The shift in subsidies and increased investment in renewable energy is also happening, but accelerating it would require governments to take on the local pain in the short term, to achieve global benefits in the somewhat longer term. Can we trust politicians and citizens around the world to do this?
However, all is not dark and catastrophic. The energy transition is moving at a rapid pace, albeit slower than Mr. Guterres calls for, and we need it. So let’s look at what works, and can the same forces get us across the finish line, in time?
What works is a series of “organic” factors: funds and reinsurance companies are asking for strategy changes in the boardroom; consumer and citizen activism – demanding through wallets and votes that governments and businesses act on climate change; and the continued increase in climate and geopolitical risks felt by businesses and governments around the world.
The results are looming: a snowballing increase in environmental, social and governance (“ESG”) focused investments, a drying up of investments/increasing cost of capital for fossil fuel investments resulting in a decline shareholder value for fossil fuel companies; and a global increase in sustainability-related R&D. Overall, the action is unprecedented and was inconceivable ten years ago.
The INDC targets set in Paris and ratified at COP26 by the countries are also making their way into the policy making of the respective countries.
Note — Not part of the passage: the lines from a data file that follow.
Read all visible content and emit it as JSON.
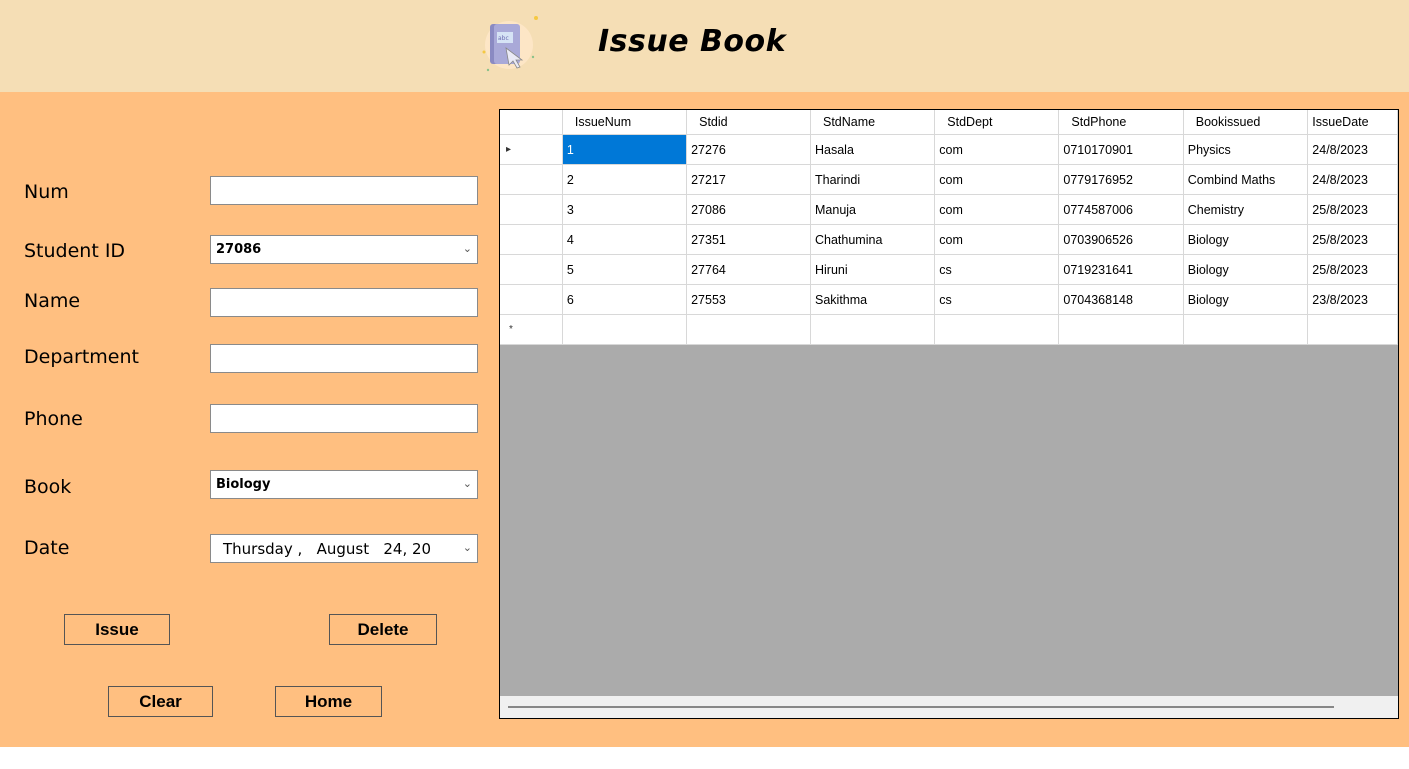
{
  "header": {
    "title": "Issue Book",
    "logo_icon": "book-issue-icon"
  },
  "form": {
    "num_label": "Num",
    "num_value": "",
    "student_id_label": "Student ID",
    "student_id_value": "27086",
    "name_label": "Name",
    "name_value": "",
    "department_label": "Department",
    "department_value": "",
    "phone_label": "Phone",
    "phone_value": "",
    "book_label": "Book",
    "book_value": "Biology",
    "date_label": "Date",
    "date_value": "Thursday ,   August   24, 20"
  },
  "buttons": {
    "issue": "Issue",
    "delete": "Delete",
    "clear": "Clear",
    "home": "Home"
  },
  "grid": {
    "columns": [
      "IssueNum",
      "Stdid",
      "StdName",
      "StdDept",
      "StdPhone",
      "Bookissued",
      "IssueDate"
    ],
    "rows": [
      [
        "1",
        "27276",
        "Hasala",
        "com",
        "0710170901",
        "Physics",
        "24/8/2023"
      ],
      [
        "2",
        "27217",
        "Tharindi",
        "com",
        "0779176952",
        "Combind Maths",
        "24/8/2023"
      ],
      [
        "3",
        "27086",
        "Manuja",
        "com",
        "0774587006",
        "Chemistry",
        "25/8/2023"
      ],
      [
        "4",
        "27351",
        "Chathumina",
        "com",
        "0703906526",
        "Biology",
        "25/8/2023"
      ],
      [
        "5",
        "27764",
        "Hiruni",
        "cs",
        "0719231641",
        "Biology",
        "25/8/2023"
      ],
      [
        "6",
        "27553",
        "Sakithma",
        "cs",
        "0704368148",
        "Biology",
        "23/8/2023"
      ]
    ],
    "current_row_marker": "▸",
    "new_row_marker": "*"
  },
  "colors": {
    "header_bg": "#f5deb5",
    "panel_bg": "#ffbf80",
    "selection": "#0078d7",
    "grid_empty": "#ababab"
  }
}
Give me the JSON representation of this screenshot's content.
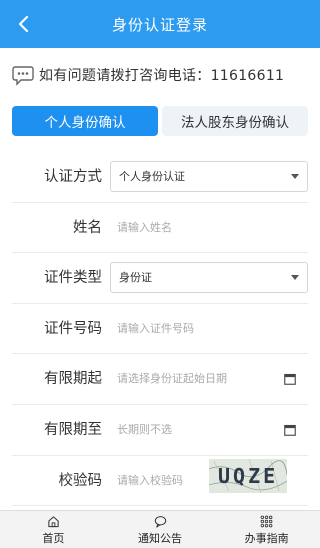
{
  "header": {
    "title": "身份认证登录"
  },
  "hotline": {
    "text": "如有问题请拨打咨询电话：11616611"
  },
  "tabs": [
    {
      "label": "个人身份确认",
      "active": true
    },
    {
      "label": "法人股东身份确认",
      "active": false
    }
  ],
  "form": {
    "auth_method": {
      "label": "认证方式",
      "value": "个人身份认证"
    },
    "name": {
      "label": "姓名",
      "placeholder": "请输入姓名"
    },
    "id_type": {
      "label": "证件类型",
      "value": "身份证"
    },
    "id_number": {
      "label": "证件号码",
      "placeholder": "请输入证件号码"
    },
    "valid_from": {
      "label": "有限期起",
      "placeholder": "请选择身份证起始日期"
    },
    "valid_to": {
      "label": "有限期至",
      "placeholder": "长期则不选"
    },
    "captcha": {
      "label": "校验码",
      "placeholder": "请输入校验码",
      "code": "UQZE"
    }
  },
  "bottom_nav": [
    {
      "label": "首页",
      "icon": "home-icon"
    },
    {
      "label": "通知公告",
      "icon": "message-icon"
    },
    {
      "label": "办事指南",
      "icon": "grid-icon"
    }
  ],
  "colors": {
    "primary": "#2d9bf0",
    "tab_active": "#1e90ef",
    "tab_inactive": "#eef3f8"
  }
}
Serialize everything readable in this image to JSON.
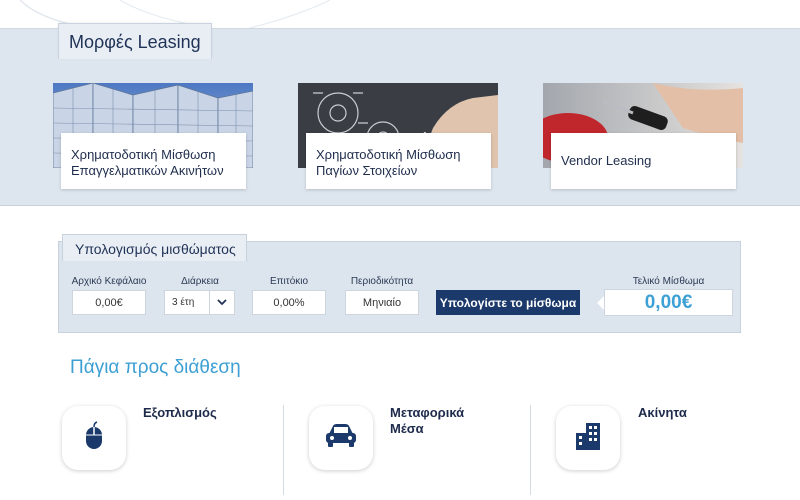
{
  "leasing_section": {
    "title": "Μορφές Leasing",
    "cards": [
      {
        "label_line1": "Χρηματοδοτική Μίσθωση",
        "label_line2": "Επαγγελματικών Ακινήτων",
        "image": "office-building-photo"
      },
      {
        "label_line1": "Χρηματοδοτική Μίσθωση",
        "label_line2": "Παγίων Στοιχείων",
        "image": "gears-hand-photo"
      },
      {
        "label_line1": "Vendor Leasing",
        "label_line2": "",
        "image": "car-key-handover-photo"
      }
    ]
  },
  "calculator": {
    "title": "Υπολογισμός μισθώματος",
    "initial_capital": {
      "label": "Αρχικό Κεφάλαιο",
      "value": "0,00€"
    },
    "duration": {
      "label": "Διάρκεια",
      "value": "3 έτη"
    },
    "interest_rate": {
      "label": "Επιτόκιο",
      "value": "0,00%"
    },
    "frequency": {
      "label": "Περιοδικότητα",
      "value": "Μηνιαίο"
    },
    "calculate_button": "Υπολογίστε το μίσθωμα",
    "final_rent": {
      "label": "Τελικό Μίσθωμα",
      "value": "0,00€"
    }
  },
  "assets": {
    "title": "Πάγια προς διάθεση",
    "items": [
      {
        "label_line1": "Εξοπλισμός",
        "label_line2": "",
        "icon": "mouse-icon"
      },
      {
        "label_line1": "Μεταφορικά",
        "label_line2": "Μέσα",
        "icon": "car-icon"
      },
      {
        "label_line1": "Ακίνητα",
        "label_line2": "",
        "icon": "building-icon"
      }
    ]
  },
  "colors": {
    "navy_button": "#1b3a6b",
    "accent_blue": "#3d9fd3",
    "section_bg": "#dde5ee"
  }
}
Corporate emissions reporting is gradually moving towards an audited and compliance-based activity. These are all very positive developments that are visible, which are just the tip of the iceberg of underlying changes in strategy and investments in the corridors of power. Even the most energy-intensive industries, from cement and real estate to airlines and shipping, are moving in the right direction.
Many of the decisions needed for the energy transition have been made or are being made in conference rooms, boardrooms and offices around the world. Organizations learn to understand, calculate and track their impacts on emissions and find ways to mitigate them. Leaders and managers are beginning to make decisions and adapt to a fundamentally different way of doing business.
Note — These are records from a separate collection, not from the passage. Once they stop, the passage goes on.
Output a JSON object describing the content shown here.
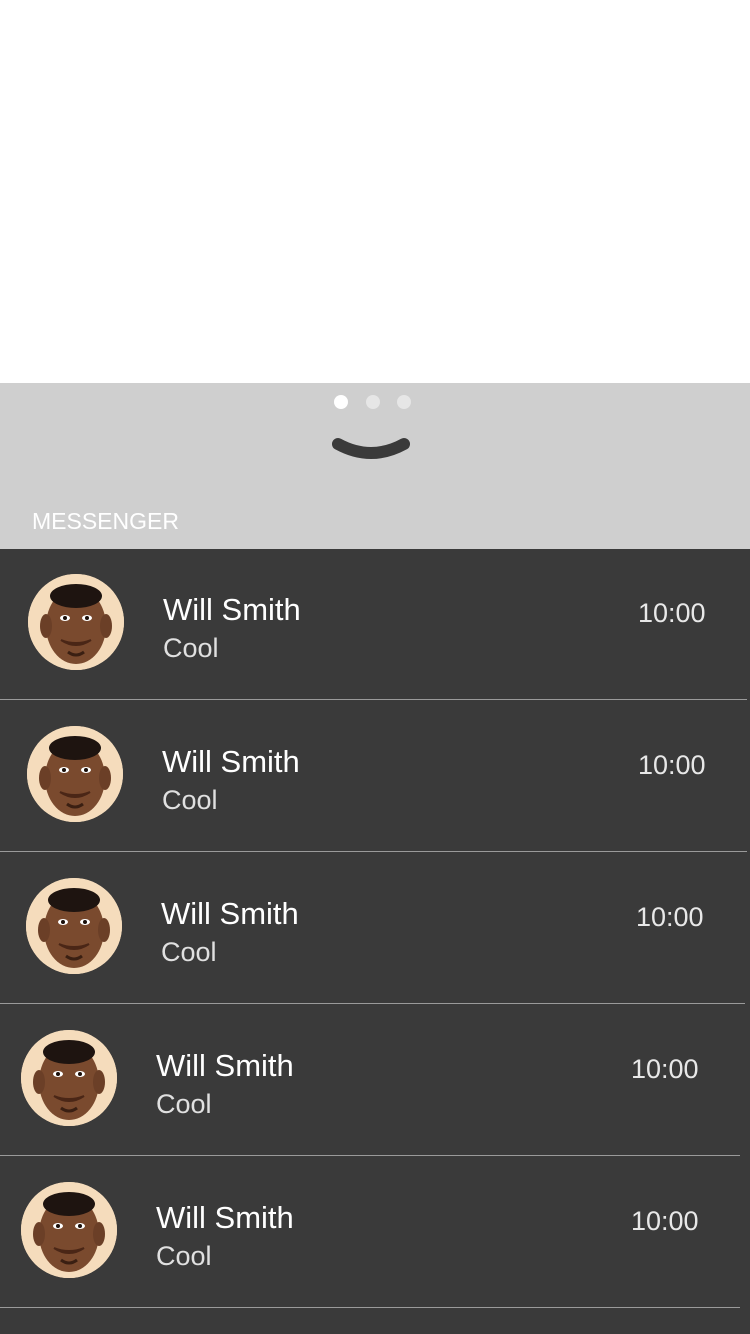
{
  "pager": {
    "page_count": 3,
    "active_index": 0
  },
  "section": {
    "label": "MESSENGER"
  },
  "conversations": [
    {
      "name": "Will Smith",
      "message": "Cool",
      "time": "10:00"
    },
    {
      "name": "Will Smith",
      "message": "Cool",
      "time": "10:00"
    },
    {
      "name": "Will Smith",
      "message": "Cool",
      "time": "10:00"
    },
    {
      "name": "Will Smith",
      "message": "Cool",
      "time": "10:00"
    },
    {
      "name": "Will Smith",
      "message": "Cool",
      "time": "10:00"
    }
  ],
  "colors": {
    "panel_bg": "#cfcfcf",
    "list_bg": "#3a3a3a",
    "divider": "#9a9a9a",
    "chevron": "#3a3a3a"
  },
  "icons": {
    "collapse": "chevron-down-icon"
  }
}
Even with all the positives, the work ahead is a Herculean undertaking! Imagine the enormous effort and time required to turn around with a very large tanker stuck in a narrow channel. Now multiply it by thousands of times.
While General Secy Guterres’ roadmap may seem unachievable, his demands are real: Achieving the energy transition within the available timeframe and carbon budget will be up to us collectively. The fact that we are already seeing a large movement in this direction from civil societies, markets and the public sector only proves that the results described by Mr. Guterres would not be achieved through coordinated action, but through “upward” push from citizens and businesses. , working for profit and a better future, and a slow alignment of interests in favor of our future generations.
So there’s a more than good chance that Guterres’ wishes for the accelerated energy transition will come true, through a set of different paths. Whether we get there in time is more than a trillion-dollar question: it’s about whether our future generations will have a future, struggling for survival in the face of climate catastrophe or coexistence with nature.
The opinions expressed above are those of the author.
END OF ARTICLE